GIVEN RECORDS below:
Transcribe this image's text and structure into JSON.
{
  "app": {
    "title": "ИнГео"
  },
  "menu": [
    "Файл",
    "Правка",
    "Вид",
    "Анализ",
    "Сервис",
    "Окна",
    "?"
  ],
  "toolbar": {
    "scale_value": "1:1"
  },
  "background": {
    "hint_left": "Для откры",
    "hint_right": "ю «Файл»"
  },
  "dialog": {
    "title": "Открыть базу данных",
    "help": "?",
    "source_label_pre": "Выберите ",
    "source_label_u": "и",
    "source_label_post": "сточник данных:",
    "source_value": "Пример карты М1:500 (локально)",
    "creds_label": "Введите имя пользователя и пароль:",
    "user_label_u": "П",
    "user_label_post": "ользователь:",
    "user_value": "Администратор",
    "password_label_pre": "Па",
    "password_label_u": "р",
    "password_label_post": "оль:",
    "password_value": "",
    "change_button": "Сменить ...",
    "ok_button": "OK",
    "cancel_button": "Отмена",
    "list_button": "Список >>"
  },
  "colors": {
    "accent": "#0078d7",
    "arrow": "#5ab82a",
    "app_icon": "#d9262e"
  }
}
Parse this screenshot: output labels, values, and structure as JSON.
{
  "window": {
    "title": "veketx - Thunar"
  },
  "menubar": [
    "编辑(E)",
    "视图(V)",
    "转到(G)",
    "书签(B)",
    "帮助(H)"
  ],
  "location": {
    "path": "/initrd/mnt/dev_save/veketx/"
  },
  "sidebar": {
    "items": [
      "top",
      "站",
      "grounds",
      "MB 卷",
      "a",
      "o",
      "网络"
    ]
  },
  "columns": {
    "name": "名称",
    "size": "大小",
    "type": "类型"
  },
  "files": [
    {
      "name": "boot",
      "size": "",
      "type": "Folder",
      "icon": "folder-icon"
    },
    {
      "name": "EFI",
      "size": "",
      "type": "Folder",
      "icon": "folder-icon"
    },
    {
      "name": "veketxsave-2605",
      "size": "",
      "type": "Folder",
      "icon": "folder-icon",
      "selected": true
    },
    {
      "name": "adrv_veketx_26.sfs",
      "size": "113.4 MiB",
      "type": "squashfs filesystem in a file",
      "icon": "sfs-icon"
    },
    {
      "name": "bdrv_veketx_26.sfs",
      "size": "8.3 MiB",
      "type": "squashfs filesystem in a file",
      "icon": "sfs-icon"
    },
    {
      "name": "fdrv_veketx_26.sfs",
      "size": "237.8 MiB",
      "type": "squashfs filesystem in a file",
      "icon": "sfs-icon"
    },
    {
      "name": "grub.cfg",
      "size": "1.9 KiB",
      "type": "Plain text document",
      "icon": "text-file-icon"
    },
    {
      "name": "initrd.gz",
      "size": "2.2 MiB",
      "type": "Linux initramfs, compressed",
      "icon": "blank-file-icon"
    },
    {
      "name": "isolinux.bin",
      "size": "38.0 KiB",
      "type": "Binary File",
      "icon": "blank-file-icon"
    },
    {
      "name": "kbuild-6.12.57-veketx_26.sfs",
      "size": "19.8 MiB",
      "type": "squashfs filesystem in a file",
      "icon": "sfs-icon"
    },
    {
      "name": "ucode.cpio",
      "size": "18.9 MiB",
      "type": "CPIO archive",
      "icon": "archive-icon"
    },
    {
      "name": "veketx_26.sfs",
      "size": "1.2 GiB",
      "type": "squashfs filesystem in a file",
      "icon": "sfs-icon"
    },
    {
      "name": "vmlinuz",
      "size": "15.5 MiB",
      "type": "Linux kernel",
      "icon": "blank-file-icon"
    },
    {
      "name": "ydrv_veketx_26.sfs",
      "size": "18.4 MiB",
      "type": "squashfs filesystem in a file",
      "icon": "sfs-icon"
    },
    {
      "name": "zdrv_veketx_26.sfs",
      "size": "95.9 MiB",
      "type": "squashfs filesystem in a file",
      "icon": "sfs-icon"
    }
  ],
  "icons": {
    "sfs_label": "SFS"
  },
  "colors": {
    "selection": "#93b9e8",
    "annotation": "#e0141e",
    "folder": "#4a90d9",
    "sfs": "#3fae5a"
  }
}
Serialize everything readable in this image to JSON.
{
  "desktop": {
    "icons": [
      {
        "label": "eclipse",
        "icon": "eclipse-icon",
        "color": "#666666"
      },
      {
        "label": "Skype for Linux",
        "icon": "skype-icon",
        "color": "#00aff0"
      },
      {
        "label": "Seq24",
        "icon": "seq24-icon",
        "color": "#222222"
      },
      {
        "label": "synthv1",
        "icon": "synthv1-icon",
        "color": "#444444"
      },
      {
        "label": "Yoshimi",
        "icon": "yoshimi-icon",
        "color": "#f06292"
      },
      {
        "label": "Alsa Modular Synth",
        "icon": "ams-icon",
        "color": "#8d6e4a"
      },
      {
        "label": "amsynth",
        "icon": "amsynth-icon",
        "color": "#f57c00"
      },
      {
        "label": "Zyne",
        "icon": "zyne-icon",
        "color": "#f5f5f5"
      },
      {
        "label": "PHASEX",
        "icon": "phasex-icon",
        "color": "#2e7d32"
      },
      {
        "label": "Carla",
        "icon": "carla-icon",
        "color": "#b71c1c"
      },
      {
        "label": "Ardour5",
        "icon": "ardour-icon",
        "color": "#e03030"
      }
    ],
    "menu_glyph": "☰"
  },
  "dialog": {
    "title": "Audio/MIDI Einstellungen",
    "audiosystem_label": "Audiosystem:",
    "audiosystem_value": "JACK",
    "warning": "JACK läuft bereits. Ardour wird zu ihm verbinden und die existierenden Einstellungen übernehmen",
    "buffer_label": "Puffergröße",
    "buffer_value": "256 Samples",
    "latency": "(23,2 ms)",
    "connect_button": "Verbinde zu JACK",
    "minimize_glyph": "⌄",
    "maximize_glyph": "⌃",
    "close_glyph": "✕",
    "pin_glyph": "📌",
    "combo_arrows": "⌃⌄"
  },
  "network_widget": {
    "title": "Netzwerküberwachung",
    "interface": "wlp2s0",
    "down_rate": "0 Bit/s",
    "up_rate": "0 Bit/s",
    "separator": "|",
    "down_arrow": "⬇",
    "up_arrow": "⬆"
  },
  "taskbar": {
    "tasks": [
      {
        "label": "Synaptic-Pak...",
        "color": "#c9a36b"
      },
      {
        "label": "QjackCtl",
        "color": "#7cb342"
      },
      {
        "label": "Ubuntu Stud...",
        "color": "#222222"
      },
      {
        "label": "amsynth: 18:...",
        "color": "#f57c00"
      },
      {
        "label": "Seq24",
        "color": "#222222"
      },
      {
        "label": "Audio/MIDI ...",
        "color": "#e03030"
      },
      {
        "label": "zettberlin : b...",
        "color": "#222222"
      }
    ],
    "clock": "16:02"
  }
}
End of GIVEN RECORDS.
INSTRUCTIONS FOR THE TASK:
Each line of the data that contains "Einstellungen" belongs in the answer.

YOUR RESPONSE:
    "title": "Audio/MIDI Einstellungen",
    "warning": "JACK läuft bereits. Ardour wird zu ihm verbinden und die existierenden Einstellungen übernehmen",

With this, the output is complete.